## Stored entries
□ □ □ □
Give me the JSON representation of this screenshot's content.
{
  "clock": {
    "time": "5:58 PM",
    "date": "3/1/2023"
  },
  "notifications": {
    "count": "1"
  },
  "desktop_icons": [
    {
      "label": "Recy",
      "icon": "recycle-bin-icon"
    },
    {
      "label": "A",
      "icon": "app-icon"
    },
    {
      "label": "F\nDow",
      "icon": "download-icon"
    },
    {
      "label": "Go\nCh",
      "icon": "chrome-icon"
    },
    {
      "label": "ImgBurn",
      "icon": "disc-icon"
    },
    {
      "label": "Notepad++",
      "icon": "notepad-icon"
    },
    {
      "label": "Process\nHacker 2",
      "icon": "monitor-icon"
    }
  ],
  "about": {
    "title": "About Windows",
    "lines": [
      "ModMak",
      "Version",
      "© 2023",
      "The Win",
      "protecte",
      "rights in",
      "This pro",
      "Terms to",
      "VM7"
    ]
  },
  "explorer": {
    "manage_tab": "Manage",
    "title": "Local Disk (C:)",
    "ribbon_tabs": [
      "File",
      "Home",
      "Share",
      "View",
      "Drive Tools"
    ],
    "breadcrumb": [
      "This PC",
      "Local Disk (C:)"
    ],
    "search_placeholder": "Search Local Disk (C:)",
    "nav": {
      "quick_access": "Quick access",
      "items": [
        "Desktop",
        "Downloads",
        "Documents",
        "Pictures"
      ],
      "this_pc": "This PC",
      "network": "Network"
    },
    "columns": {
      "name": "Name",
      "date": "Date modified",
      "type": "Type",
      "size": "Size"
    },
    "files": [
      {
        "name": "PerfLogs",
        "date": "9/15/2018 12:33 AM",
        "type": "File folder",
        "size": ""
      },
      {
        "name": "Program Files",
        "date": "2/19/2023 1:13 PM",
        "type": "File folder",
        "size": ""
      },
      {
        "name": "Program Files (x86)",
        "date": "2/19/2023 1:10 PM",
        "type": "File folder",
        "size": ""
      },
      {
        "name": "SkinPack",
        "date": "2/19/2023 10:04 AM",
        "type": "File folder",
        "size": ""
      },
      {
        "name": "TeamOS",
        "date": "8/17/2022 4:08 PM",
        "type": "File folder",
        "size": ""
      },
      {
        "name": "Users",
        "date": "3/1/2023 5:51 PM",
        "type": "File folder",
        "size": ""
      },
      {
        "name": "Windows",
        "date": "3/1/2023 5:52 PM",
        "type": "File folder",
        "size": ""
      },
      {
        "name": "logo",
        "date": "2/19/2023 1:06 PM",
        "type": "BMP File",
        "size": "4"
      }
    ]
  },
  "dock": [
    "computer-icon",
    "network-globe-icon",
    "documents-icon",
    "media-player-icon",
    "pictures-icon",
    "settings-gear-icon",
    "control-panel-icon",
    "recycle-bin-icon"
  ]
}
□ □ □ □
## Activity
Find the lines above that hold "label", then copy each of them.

## Finished exercise
      "label": "Recy",
      "label": "A",
      "label": "F\nDow",
      "label": "Go\nCh",
      "label": "ImgBurn",
      "label": "Notepad++",
      "label": "Process\nHacker 2",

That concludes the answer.